A Bacchanalian Revel before a Term, by Nicolas Poussin
by Francesca Witlum-Cooper
The Myojin-Nadar Associate Curator of Paintings 1600-1800
Nicolas Poussin, A Bacchanalian Revel before a Term, 1632-3. Oil on canvas, 98 x 142.8 cm. Bought, 1826. NG62. 2021 © Copyright The National Gallery, London .
The French version is available here.
Nicolas Poussin (1594–1665) is the most important French painter before Manet and the Impressionists. Known as the father of French classicism, his works have inspired generations of artists, from Jacques-Louis David in the age of Revolution, to Cezanne in the nineteenth century, to Picasso, Matisse and Francis Bacon in the twentieth. Yet for all the influence his art has had, Poussin is often perceived as a rather cold and austere, a purely intellectual painter. This is a perception that Poussin and the Dance – an exhibition on view at The National Gallery until 2nd January 2022 – seeks to counter.
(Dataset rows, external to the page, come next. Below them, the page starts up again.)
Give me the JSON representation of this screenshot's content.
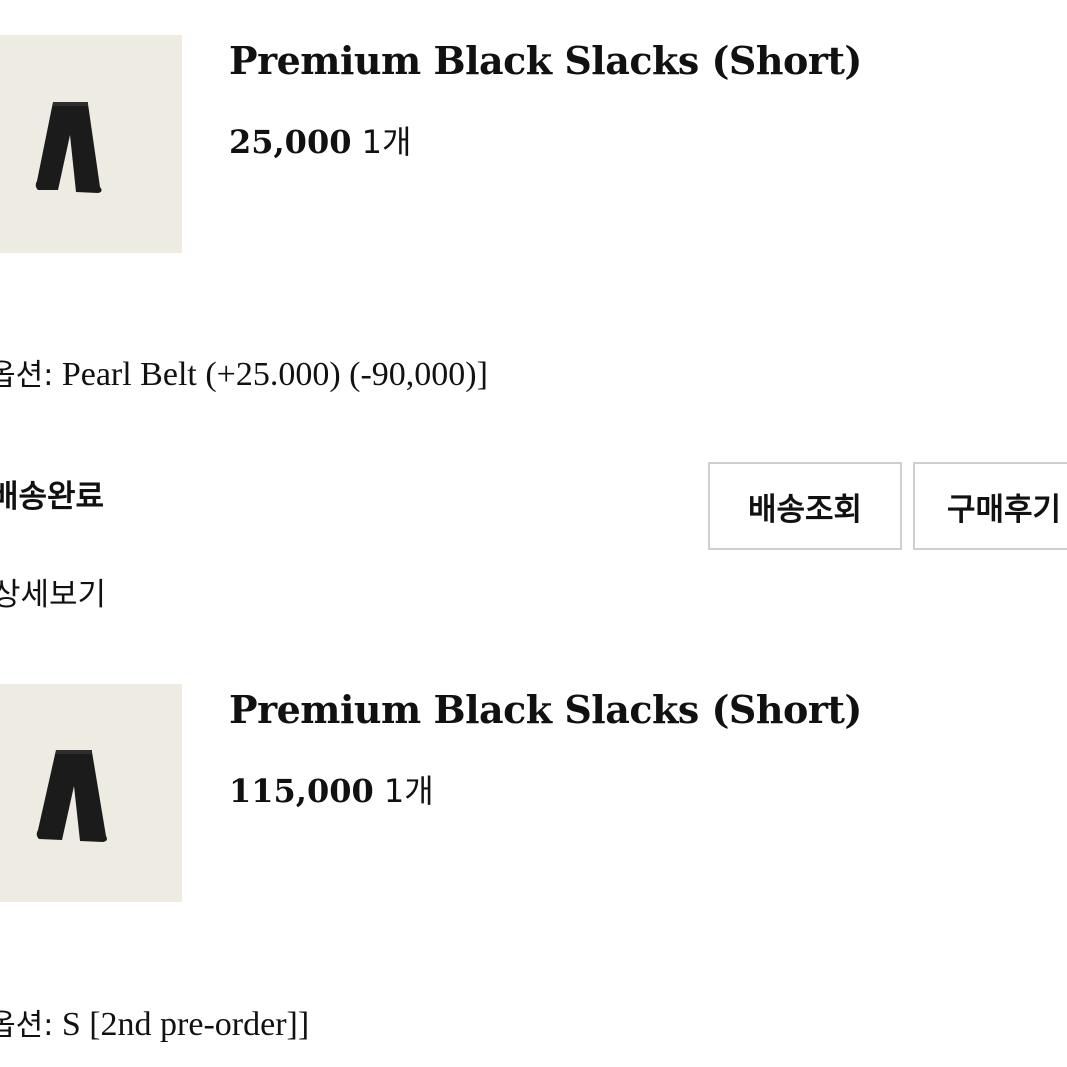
{
  "orders": [
    {
      "product_name": "Premium Black Slacks (Short)",
      "price": "25,000",
      "quantity": "1개",
      "option_label": "옵션:",
      "option_value": "Pearl Belt (+25.000) (-90,000)]",
      "thumbnail_icon": "black-slacks-image"
    },
    {
      "product_name": "Premium Black Slacks (Short)",
      "price": "115,000",
      "quantity": "1개",
      "option_label": "옵션:",
      "option_value": "S [2nd pre-order]]",
      "thumbnail_icon": "black-slacks-image"
    }
  ],
  "delivery": {
    "status": "배송완료",
    "track_button": "배송조회",
    "review_button": "구매후기",
    "detail_link": "상세보기"
  },
  "colors": {
    "thumbnail_bg": "#eeebe3",
    "button_border": "#cfcfcf",
    "text": "#111111"
  }
}
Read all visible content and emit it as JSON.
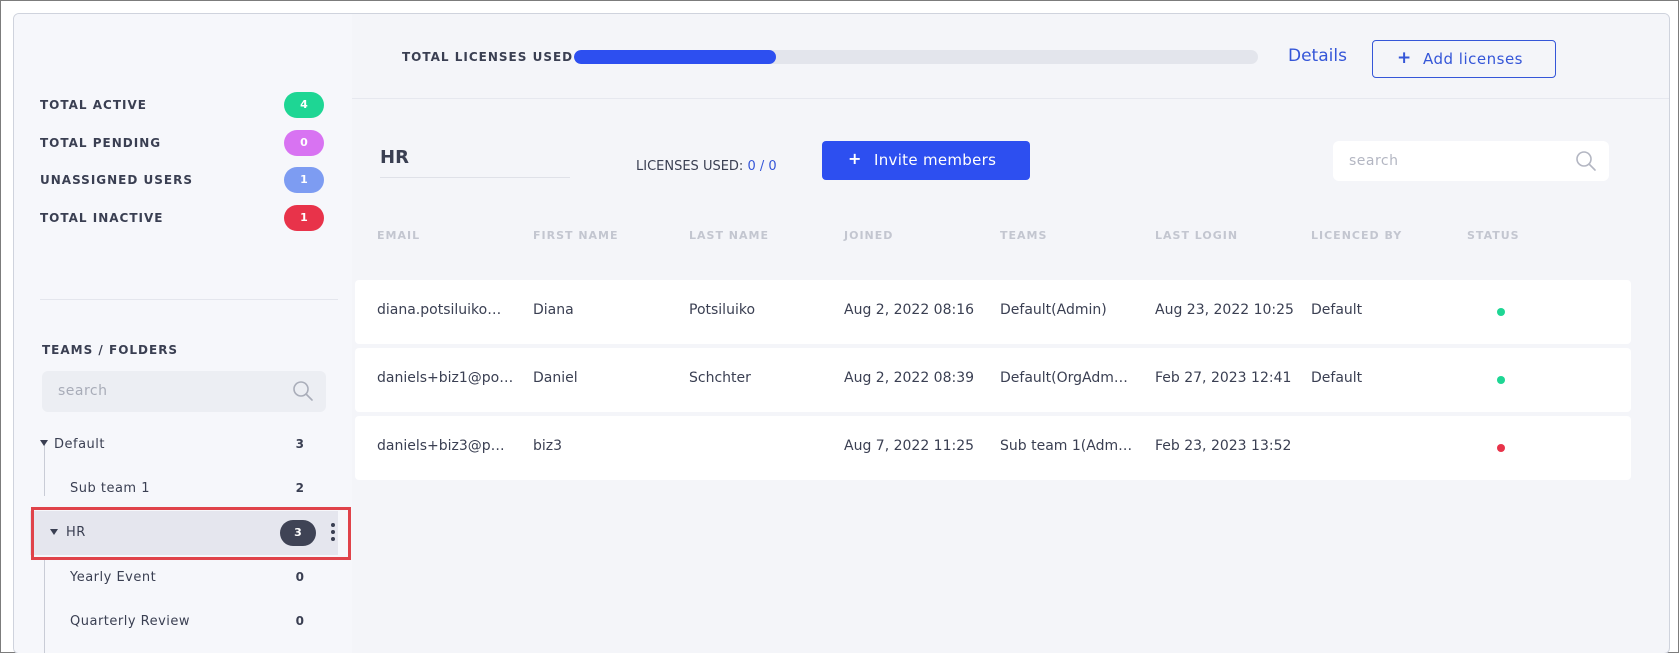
{
  "colors": {
    "accent": "#2d4ff0",
    "active": "#1ed694",
    "pending": "#d873f2",
    "unassigned": "#7d9cf2",
    "inactive": "#e8334a",
    "status_green": "#1ed694",
    "status_red": "#e8334a",
    "highlight_border": "#e0434a"
  },
  "stats": [
    {
      "label": "TOTAL ACTIVE",
      "value": "4",
      "color": "#1ed694"
    },
    {
      "label": "TOTAL PENDING",
      "value": "0",
      "color": "#d873f2"
    },
    {
      "label": "UNASSIGNED USERS",
      "value": "1",
      "color": "#7d9cf2"
    },
    {
      "label": "TOTAL INACTIVE",
      "value": "1",
      "color": "#e8334a"
    }
  ],
  "sidebar": {
    "section_title": "TEAMS / FOLDERS",
    "search_placeholder": "search",
    "search_icon": "search-icon",
    "tree": {
      "default": {
        "label": "Default",
        "count": "3"
      },
      "sub_team_1": {
        "label": "Sub team 1",
        "count": "2"
      },
      "hr": {
        "label": "HR",
        "count": "3"
      },
      "yearly_event": {
        "label": "Yearly Event",
        "count": "0"
      },
      "quarterly_review": {
        "label": "Quarterly Review",
        "count": "0"
      }
    }
  },
  "licenses": {
    "label": "TOTAL LICENSES USED",
    "progress_fraction": 0.295,
    "details_label": "Details",
    "add_label": "Add licenses",
    "add_icon": "plus-icon"
  },
  "team": {
    "name": "HR",
    "licenses_used_label": "LICENSES USED:",
    "licenses_used_value": "0 / 0",
    "invite_label": "Invite members",
    "invite_icon": "plus-icon",
    "search_placeholder": "search"
  },
  "table": {
    "columns": [
      "EMAIL",
      "FIRST NAME",
      "LAST NAME",
      "JOINED",
      "TEAMS",
      "LAST LOGIN",
      "LICENCED BY",
      "STATUS"
    ],
    "rows": [
      {
        "email": "diana.potsiluiko…",
        "first": "Diana",
        "last": "Potsiluiko",
        "joined": "Aug 2, 2022 08:16",
        "teams": "Default(Admin)",
        "last_login": "Aug 23, 2022 10:25",
        "licenced_by": "Default",
        "status": "active",
        "status_color": "#1ed694"
      },
      {
        "email": "daniels+biz1@po…",
        "first": "Daniel",
        "last": "Schchter",
        "joined": "Aug 2, 2022 08:39",
        "teams": "Default(OrgAdm…",
        "last_login": "Feb 27, 2023 12:41",
        "licenced_by": "Default",
        "status": "active",
        "status_color": "#1ed694"
      },
      {
        "email": "daniels+biz3@p…",
        "first": "biz3",
        "last": "",
        "joined": "Aug 7, 2022 11:25",
        "teams": "Sub team 1(Adm…",
        "last_login": "Feb 23, 2023 13:52",
        "licenced_by": "",
        "status": "inactive",
        "status_color": "#e8334a"
      }
    ]
  }
}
Arriving in Rome in 1624, Poussin quickly responded to the great works of antiquity and the Renaissance that he saw around him. The dances and celebrations of the Ancient World were his greatest inspiration, and dancing satyrs and ecstatic nymphs quickly became the subjects of his paintings. With its joyful, light-hearted movement that, A Bacchanalian Revel before a Term (1632–3) epitomises this moment in Poussin’s career.
In a sunlit glade, a group of revellers whirl around before a statue of Pan, the Roman god of shepherds, woodland and wild behaviour. This party certainly looks a little wild: one dancer is nude, the others scantily clad in drapery that slips aside as they move. Our eye follows the dancers across the canvas, from the nymph squeezing grapes into the bowl of the expectant putti, through the meticulously choreographed limbs of the central group, finally tumbling to the fallen nymph and amorous satyr at lower right, whose advances have been spurred on by the vigour of the dancing and the strength of the wine. In the background, one putto cheekily drinks wine from a large vase, while another – having overindulged – sleeps drunkenly on the ground.
Yet for all the wildness of his subject matter, Poussin’s dance is extremely precise. Look how the toes of the nymph pressing grapes intersect with the sleeping putto’s buttock, or the way the raised foot of the faun in yellow aligns with the nymph’s leg. It is likely that Poussin modelled his dancing figures in three dimensions as part of the painting process: we know from visitors to his studio that he made small figures out of wax, which he could pose and use to capture this “snapshot” of movement in his compositions. The crisp draperies and frieze-like arrangement of figures are indebted to the antique bas-reliefs that Poussin studied in Rome. In paintings such as the Bacchanalian Revel, he sought to equal the beauty of these ancient marbles in oil paint.